Nonesuch ~ Williams or À la Mode de France ~ Williams is an English Country Dance. It was published by John Playford (website) in 1651 in The English Dancing Master. It was interpreted by George Williams in 2022. It is a proper 4 Couple Longways dance. It is a multipart dance. The minor set lasts 224 bars.
Playford writes (for Nonesuch):
Lead up forwards and back That again, set and turn single, that again First Cu. slip just between the 2. Cu. turn your faces to them, put them back by both hands, and halfe turn them, put them back, and set them as they were, turn your own in the 1. place Do thus to the last.
Sides all that again, set and turn S. that again First man slip before, and stand with his face downwards, the Wo. slip before him and stand faces to your own, the 2. Cu. as much, the third Cu. as much, the last Cu. as much

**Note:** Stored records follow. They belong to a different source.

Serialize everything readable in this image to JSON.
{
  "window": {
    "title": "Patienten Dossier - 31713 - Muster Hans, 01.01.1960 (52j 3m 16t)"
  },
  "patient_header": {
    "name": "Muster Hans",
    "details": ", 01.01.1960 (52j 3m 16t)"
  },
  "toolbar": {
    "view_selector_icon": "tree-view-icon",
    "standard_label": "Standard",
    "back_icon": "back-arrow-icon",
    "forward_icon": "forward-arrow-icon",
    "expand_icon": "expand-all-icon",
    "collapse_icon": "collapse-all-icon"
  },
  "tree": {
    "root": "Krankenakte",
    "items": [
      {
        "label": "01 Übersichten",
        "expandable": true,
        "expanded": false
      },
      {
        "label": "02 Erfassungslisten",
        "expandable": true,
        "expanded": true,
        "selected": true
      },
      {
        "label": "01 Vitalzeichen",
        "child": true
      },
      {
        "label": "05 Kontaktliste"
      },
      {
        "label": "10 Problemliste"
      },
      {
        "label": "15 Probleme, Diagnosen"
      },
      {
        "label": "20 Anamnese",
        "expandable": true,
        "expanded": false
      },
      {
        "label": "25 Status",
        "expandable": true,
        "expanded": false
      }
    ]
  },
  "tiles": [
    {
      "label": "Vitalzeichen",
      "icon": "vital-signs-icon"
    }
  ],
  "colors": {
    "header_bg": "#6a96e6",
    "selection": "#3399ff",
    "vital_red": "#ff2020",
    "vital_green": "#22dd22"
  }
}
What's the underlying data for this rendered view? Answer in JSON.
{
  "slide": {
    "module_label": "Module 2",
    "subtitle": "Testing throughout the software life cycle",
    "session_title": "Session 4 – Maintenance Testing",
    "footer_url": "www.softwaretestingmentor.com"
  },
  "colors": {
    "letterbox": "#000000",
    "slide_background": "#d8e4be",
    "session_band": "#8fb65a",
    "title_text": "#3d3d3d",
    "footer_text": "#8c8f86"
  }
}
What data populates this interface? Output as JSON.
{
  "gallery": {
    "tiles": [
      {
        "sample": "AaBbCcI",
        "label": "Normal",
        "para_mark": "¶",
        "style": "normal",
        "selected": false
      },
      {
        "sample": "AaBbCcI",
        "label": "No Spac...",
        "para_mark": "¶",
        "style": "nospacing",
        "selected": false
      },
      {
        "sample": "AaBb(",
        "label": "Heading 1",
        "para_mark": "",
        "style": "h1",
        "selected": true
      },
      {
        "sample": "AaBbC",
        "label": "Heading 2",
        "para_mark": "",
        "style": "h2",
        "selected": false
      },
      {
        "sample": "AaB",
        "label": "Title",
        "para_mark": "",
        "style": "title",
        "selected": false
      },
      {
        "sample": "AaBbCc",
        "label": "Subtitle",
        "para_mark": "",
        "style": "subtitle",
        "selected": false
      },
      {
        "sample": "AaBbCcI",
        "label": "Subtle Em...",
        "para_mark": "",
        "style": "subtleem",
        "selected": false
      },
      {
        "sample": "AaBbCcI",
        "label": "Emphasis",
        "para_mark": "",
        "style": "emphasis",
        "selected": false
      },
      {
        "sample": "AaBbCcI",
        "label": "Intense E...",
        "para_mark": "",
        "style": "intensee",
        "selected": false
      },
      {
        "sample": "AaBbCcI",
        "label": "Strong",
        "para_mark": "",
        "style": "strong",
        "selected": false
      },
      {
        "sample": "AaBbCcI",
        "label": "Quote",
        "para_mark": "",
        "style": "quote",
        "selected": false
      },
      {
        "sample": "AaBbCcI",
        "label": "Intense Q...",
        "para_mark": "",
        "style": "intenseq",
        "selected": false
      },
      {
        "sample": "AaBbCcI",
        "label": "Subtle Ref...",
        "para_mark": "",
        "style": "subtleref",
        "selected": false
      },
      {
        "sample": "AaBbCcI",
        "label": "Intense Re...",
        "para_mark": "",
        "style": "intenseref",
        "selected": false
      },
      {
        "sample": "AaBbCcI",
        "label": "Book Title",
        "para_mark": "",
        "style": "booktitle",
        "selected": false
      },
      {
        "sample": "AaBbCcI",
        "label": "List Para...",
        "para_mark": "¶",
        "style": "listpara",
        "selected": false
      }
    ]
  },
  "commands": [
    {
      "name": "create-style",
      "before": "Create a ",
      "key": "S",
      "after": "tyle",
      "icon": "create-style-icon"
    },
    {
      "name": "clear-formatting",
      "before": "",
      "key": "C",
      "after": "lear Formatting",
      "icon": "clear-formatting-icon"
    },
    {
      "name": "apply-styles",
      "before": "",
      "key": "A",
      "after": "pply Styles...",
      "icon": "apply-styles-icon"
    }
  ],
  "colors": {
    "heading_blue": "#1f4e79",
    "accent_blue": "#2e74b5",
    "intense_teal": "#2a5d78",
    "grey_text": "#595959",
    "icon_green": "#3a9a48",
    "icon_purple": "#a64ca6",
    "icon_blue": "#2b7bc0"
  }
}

Arms all as you stand, that again, slip all to the left hand, and back to your places, then as much to the right hand First man slip to the left hand and stand, the wo. as much to her left hand, the 2. Cu. as much third as much, fourth as much Then the single Hey all handing down, and come up on your own side.
Playford writes (for À la Mode de France):
Lead up all a D. and back, this again Set and turn S. This again
First Cu. meet, take both hands and fall in between the 2. cu. each of you turn your faces toward them and put them back, you meet the two men and we all four back and turn your we. So to All.
Sides all to the right and left and turn S. This again Then fall all into one File, each wo. behind her own man thus, . Then arms all with your own by the right and left and remain in the same Figure, then men fall off to the right hand and we. to the left, fall back into the same Figure, then men to the left and we. to the right, and back again into the same Figure, then the 1. man fall into his 1. place, and his wo. the like, so the rest one after another; then the 1. man take his wo. by the hand, his left hand to the 2. wo. the right to the 3. wo. and so forward, his wo doing the like on the other side until you all meet again in your places.
I am perplexed that everyone seems to follow Sharp's rather odd interpretation of the siding. Playford clearly says: Sides all that again, set and turn S. that again, a fairly conventional siding on both sides followed by two set and turn singles, in parallel to the "up a double" section earlier. Yet Sharp has everyone crossing the set and doing a turn single, the crossing back with another turn single. I'm going to take Playford at his word here.
In A la mode de France Playford lumps the set-up for the arming, the arming, and all the stuff that comes after the arming into one figure. Again I will take him at his word, as it makes the music come out right.
I have also let the progressive figure run until everyone is back where they started.
The animation plays at 120 counts per minute normally, but the first time through the set the dance is slowed down so people can learn the moves more readily. Men are drawn as rectangles, women as ellipses. Each couple is drawn in its own color, however the border of each dancer indicates what role they currently play so the border color may change each time through the minor set.
The dances of George Williams (including this one) are licenced under a Creative Commons Attribution-NonCommercial-ShareAlike: CC BY-NC-SA license.
|Up a double|
|Figure 1 repeats 9 times|
If you find what you believe to be a mistake in this animation, please leave a comment on youtube explaining what you believe to be wrong. If I agree with you I shall do my best to fix it.
The dance itself is out of copyright, and is in the public domain. The interpretation is copyright © 2022 by George Williams. And is released under a Creative Commons Attribution 4.0 International License. My visualization of this dance is copyright © 2022 by George W. Williams V and is released under a Creative Commons Attribution 4.0 International License.
This website is copyright © 2021,2022 by George W. Williams V
My work is licensed under a Creative Commons Attribution 4.0 International License. Most of the dances have more restrictive licensing, see my notes on copyright, the individual dance pages should mention when some rights are waived.